Advances and Challenges to the Manufacturing of Electroceramics with Cold Sintering
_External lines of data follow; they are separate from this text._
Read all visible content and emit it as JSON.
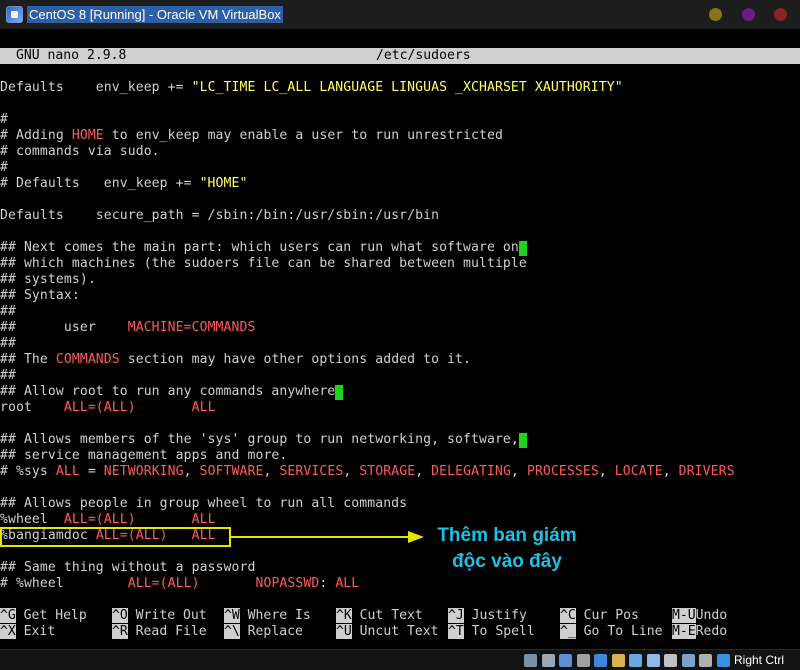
{
  "window": {
    "title": "CentOS 8 [Running] - Oracle VM VirtualBox"
  },
  "nano": {
    "version": "GNU nano 2.9.8",
    "filename": "/etc/sudoers"
  },
  "lines": [
    {
      "row": 0,
      "segs": [
        {
          "t": "Defaults    env_keep += "
        },
        {
          "t": "\"LC_TIME LC_ALL LANGUAGE LINGUAS _XCHARSET XAUTHORITY\"",
          "c": "y"
        }
      ]
    },
    {
      "row": 2,
      "segs": [
        {
          "t": "#"
        }
      ]
    },
    {
      "row": 3,
      "segs": [
        {
          "t": "# Adding "
        },
        {
          "t": "HOME",
          "c": "r"
        },
        {
          "t": " to env_keep may enable a user to run unrestricted"
        }
      ]
    },
    {
      "row": 4,
      "segs": [
        {
          "t": "# commands via sudo."
        }
      ]
    },
    {
      "row": 5,
      "segs": [
        {
          "t": "#"
        }
      ]
    },
    {
      "row": 6,
      "segs": [
        {
          "t": "# Defaults   env_keep += "
        },
        {
          "t": "\"HOME\"",
          "c": "y"
        }
      ]
    },
    {
      "row": 8,
      "segs": [
        {
          "t": "Defaults    secure_path = /sbin:/bin:/usr/sbin:/usr/bin"
        }
      ]
    },
    {
      "row": 10,
      "segs": [
        {
          "t": "## Next comes the main part: which users can run what software on"
        }
      ],
      "cursor": true
    },
    {
      "row": 11,
      "segs": [
        {
          "t": "## which machines (the sudoers file can be shared between multiple"
        }
      ]
    },
    {
      "row": 12,
      "segs": [
        {
          "t": "## systems)."
        }
      ]
    },
    {
      "row": 13,
      "segs": [
        {
          "t": "## Syntax:"
        }
      ]
    },
    {
      "row": 14,
      "segs": [
        {
          "t": "##"
        }
      ]
    },
    {
      "row": 15,
      "segs": [
        {
          "t": "##      user    "
        },
        {
          "t": "MACHINE=COMMANDS",
          "c": "r"
        }
      ]
    },
    {
      "row": 16,
      "segs": [
        {
          "t": "##"
        }
      ]
    },
    {
      "row": 17,
      "segs": [
        {
          "t": "## The "
        },
        {
          "t": "COMMANDS",
          "c": "r"
        },
        {
          "t": " section may have other options added to it."
        }
      ]
    },
    {
      "row": 18,
      "segs": [
        {
          "t": "##"
        }
      ]
    },
    {
      "row": 19,
      "segs": [
        {
          "t": "## Allow root to run any commands anywhere"
        }
      ],
      "cursor": true
    },
    {
      "row": 20,
      "segs": [
        {
          "t": "root    "
        },
        {
          "t": "ALL=(ALL)",
          "c": "r"
        },
        {
          "t": "       "
        },
        {
          "t": "ALL",
          "c": "r"
        }
      ]
    },
    {
      "row": 22,
      "segs": [
        {
          "t": "## Allows members of the 'sys' group to run networking, software,"
        }
      ],
      "cursor": true
    },
    {
      "row": 23,
      "segs": [
        {
          "t": "## service management apps and more."
        }
      ]
    },
    {
      "row": 24,
      "segs": [
        {
          "t": "# %sys "
        },
        {
          "t": "ALL",
          "c": "r"
        },
        {
          "t": " = "
        },
        {
          "t": "NETWORKING",
          "c": "r"
        },
        {
          "t": ", "
        },
        {
          "t": "SOFTWARE",
          "c": "r"
        },
        {
          "t": ", "
        },
        {
          "t": "SERVICES",
          "c": "r"
        },
        {
          "t": ", "
        },
        {
          "t": "STORAGE",
          "c": "r"
        },
        {
          "t": ", "
        },
        {
          "t": "DELEGATING",
          "c": "r"
        },
        {
          "t": ", "
        },
        {
          "t": "PROCESSES",
          "c": "r"
        },
        {
          "t": ", "
        },
        {
          "t": "LOCATE",
          "c": "r"
        },
        {
          "t": ", "
        },
        {
          "t": "DRIVERS",
          "c": "r"
        }
      ]
    },
    {
      "row": 26,
      "segs": [
        {
          "t": "## Allows people in group wheel to run all commands"
        }
      ]
    },
    {
      "row": 27,
      "segs": [
        {
          "t": "%wheel  "
        },
        {
          "t": "ALL=(ALL)",
          "c": "r"
        },
        {
          "t": "       "
        },
        {
          "t": "ALL",
          "c": "r"
        }
      ]
    },
    {
      "row": 28,
      "segs": [
        {
          "t": "%bangiamdoc "
        },
        {
          "t": "ALL=(ALL)",
          "c": "r"
        },
        {
          "t": "   "
        },
        {
          "t": "ALL",
          "c": "r"
        }
      ]
    },
    {
      "row": 30,
      "segs": [
        {
          "t": "## Same thing without a password"
        }
      ]
    },
    {
      "row": 31,
      "segs": [
        {
          "t": "# %wheel        "
        },
        {
          "t": "ALL=(ALL)",
          "c": "r"
        },
        {
          "t": "       "
        },
        {
          "t": "NOPASSWD",
          "c": "r"
        },
        {
          "t": ": "
        },
        {
          "t": "ALL",
          "c": "r"
        }
      ]
    }
  ],
  "shortcuts": [
    {
      "key": "^G",
      "label": "Get Help"
    },
    {
      "key": "^X",
      "label": "Exit"
    },
    {
      "key": "^O",
      "label": "Write Out"
    },
    {
      "key": "^R",
      "label": "Read File"
    },
    {
      "key": "^W",
      "label": "Where Is"
    },
    {
      "key": "^\\",
      "label": "Replace"
    },
    {
      "key": "^K",
      "label": "Cut Text"
    },
    {
      "key": "^U",
      "label": "Uncut Text"
    },
    {
      "key": "^J",
      "label": "Justify"
    },
    {
      "key": "^T",
      "label": "To Spell"
    },
    {
      "key": "^C",
      "label": "Cur Pos"
    },
    {
      "key": "^_",
      "label": "Go To Line"
    },
    {
      "key": "M-U",
      "label": "Undo"
    },
    {
      "key": "M-E",
      "label": "Redo"
    }
  ],
  "annotation": {
    "line1": "Thêm ban giám",
    "line2": "độc vào đây"
  },
  "statusbar": {
    "host_key": "Right Ctrl",
    "icons": [
      "hdd-icon",
      "optical-icon",
      "usb-icon",
      "audio-icon",
      "network-icon",
      "shared-folder-icon",
      "display-icon",
      "screen-icon",
      "recording-icon",
      "cpu-icon",
      "mouse-icon",
      "keyboard-icon"
    ]
  },
  "colors": {
    "keyword_red": "#ff5a5a",
    "string_yellow": "#ffff66",
    "cursor_green": "#19d619",
    "annotation_cyan": "#1ec0e6",
    "annotation_box_yellow": "#e5e500",
    "title_highlight": "#2d5fa8"
  }
}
Cold Sintering continues to provide new insights into a densification process enabled by pressure solution creep, enabled by a transient phase. The transient phase enables the chemo mechanical enhanced dissolution, transport, and precipitation processes. A large variety of ceramics, ceramic composites, and a few metals have all successfully demonstrated cold sintering densification, under pressures of 500 MPa, and temperatures of 350 oC. Here we will review evidence for pressure solution with some initial modelling of the rate-controlled densification kinetics. Currently the major focus has been using ZnO as a model system, but there is also evidence with BaTiO3, and Na2Mo2O7 for pressure solution creep. In addition, to the fundamentals of cold sintering, we will also give insights to the potential of manufacturing with the cold sintering process. Progress to the densification control and reproductivity is being considered with respect to the transient phase, sample aspect ratio, shape, multilayers, heating rate, and uniformity of stress in the die. Sintering involves a transient phase that permits the densification of particulate materials at low temperatures 300 oC and below. Sintering at such low temperature offers so many new opportunities. It permits the integration of metastable materials that would typically decompose at high temperatures. So cold sinter enables a platform for better unification of material science. Now ceramics, metal and polymers can be processed under a common platform in one step processes. With controlling the forming process new nanocomposites can be fabricated. Polymers, gels and nanoparticulates can be dispersed, interconnected and sintered in the grain boundaries of a ceramic matrix phase. Various examples will be given to describe various forms of property changes that can be appreciated from this new method of composite design. Examples will be given around dielectrics, semiconductors, and mixed ionic conductors.